Professor of Law
Interests: law and economics; corporate law; managerial economics
Stephen Marks has been a distinguished member of the Boston University community for many years. He began his teaching career in 1981 at the University’s School of Management, where he taught courses in banking, finance, investments, corporations, economics and decision making. Since joining the School of Law faculty in 1988, Professor Marks has taught courses in corporations, securities regulation and law and economics. “I enjoy these subjects because they are so relevant for students,” he says. “In every practice area, lawyers come face-to-face with corporations, for example. And economics provides students with a powerful and rigorous tool for analyzing law and legal institutions.”
Co-author of the textbook Managerial Economics (fourth edition), published in 2002, Professor Marks’ work has appeared widely in journals of law and economics. In collaboration with his School of Law colleague Alan Feld, he wrote the 1997 article “Legal Differences Without Economic Distinctions: Points, Penalties, and the Market for Mortgages,” for the Boston University Law Review. In 1996, he co-authored “Teaching Macroeconomics by the Case Method” for the Journal of Economic Education. He also authored the chapter “The Separation of Ownership and Control” for the 1998 Encyclopedia of Law and Economics.
Professor Marks’ home life is perhaps equally as distinguished. He and his wife are home schooling their children and, as students of Spanish themselves, raising them to be bilingual.
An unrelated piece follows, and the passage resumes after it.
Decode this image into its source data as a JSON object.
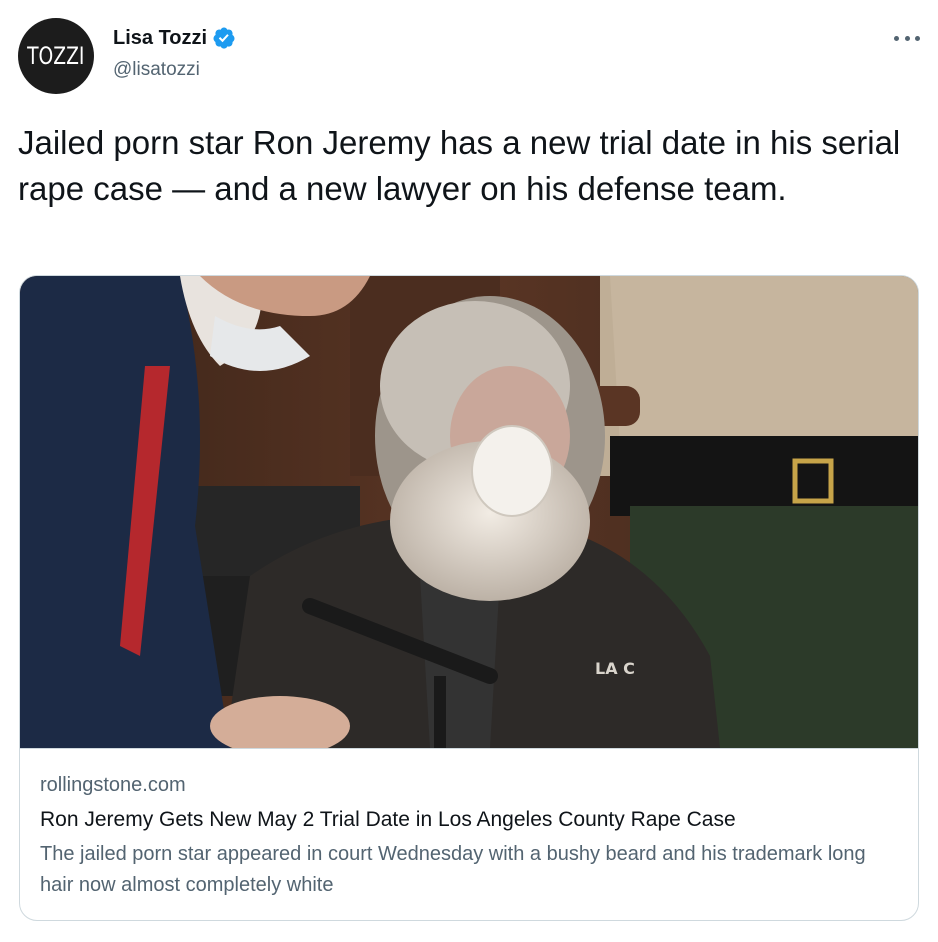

Professor Marks is active in the peace and justice movement, and also dabbles in guitar, saxophone and violin.